What lines below include the word "data"? Copy each one.

→ **Source material**
===============

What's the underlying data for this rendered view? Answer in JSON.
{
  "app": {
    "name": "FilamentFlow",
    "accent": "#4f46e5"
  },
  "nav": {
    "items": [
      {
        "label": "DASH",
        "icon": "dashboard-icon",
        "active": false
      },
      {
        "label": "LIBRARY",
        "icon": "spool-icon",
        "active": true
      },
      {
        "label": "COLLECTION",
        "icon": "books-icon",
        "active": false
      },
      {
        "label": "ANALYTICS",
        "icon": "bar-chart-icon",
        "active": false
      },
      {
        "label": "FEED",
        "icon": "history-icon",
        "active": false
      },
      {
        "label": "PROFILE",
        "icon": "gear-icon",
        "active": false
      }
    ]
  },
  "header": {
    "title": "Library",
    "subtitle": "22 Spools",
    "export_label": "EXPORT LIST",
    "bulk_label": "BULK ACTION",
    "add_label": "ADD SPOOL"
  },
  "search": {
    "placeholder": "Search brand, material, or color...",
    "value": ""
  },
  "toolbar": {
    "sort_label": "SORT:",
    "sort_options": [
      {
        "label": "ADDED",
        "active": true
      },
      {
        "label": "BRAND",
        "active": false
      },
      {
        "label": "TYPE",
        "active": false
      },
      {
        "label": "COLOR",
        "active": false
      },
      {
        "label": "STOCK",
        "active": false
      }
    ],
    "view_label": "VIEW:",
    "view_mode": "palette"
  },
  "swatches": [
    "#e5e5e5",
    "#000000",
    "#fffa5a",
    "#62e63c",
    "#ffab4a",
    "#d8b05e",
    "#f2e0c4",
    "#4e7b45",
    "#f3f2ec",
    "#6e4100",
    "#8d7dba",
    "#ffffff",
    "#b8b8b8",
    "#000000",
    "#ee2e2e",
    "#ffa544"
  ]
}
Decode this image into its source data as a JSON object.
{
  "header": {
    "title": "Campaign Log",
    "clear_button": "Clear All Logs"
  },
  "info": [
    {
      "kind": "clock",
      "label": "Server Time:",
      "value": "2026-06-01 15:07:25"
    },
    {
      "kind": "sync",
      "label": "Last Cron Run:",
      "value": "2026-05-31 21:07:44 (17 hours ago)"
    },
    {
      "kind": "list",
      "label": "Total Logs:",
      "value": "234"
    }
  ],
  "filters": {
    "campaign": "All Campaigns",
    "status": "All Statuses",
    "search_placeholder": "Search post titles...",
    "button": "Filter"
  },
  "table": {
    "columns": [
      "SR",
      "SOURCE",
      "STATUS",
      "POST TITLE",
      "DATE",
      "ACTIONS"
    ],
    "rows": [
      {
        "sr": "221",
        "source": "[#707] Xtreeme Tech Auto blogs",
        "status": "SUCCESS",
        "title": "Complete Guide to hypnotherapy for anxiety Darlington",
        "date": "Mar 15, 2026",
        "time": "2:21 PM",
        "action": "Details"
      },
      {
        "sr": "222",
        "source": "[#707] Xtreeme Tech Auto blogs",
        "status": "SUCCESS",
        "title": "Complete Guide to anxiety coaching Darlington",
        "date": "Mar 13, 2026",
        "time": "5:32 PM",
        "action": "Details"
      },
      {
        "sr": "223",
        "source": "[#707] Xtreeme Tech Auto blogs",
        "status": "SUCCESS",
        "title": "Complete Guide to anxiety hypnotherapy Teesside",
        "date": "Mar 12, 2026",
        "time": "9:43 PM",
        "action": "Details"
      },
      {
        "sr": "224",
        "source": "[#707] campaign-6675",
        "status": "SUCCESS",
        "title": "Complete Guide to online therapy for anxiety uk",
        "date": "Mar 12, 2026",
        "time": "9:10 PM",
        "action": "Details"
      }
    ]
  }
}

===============

→ **Answer box**
What's the underlying data for this rendered view? Answer in JSON.
Decode this image into its source data as a JSON object.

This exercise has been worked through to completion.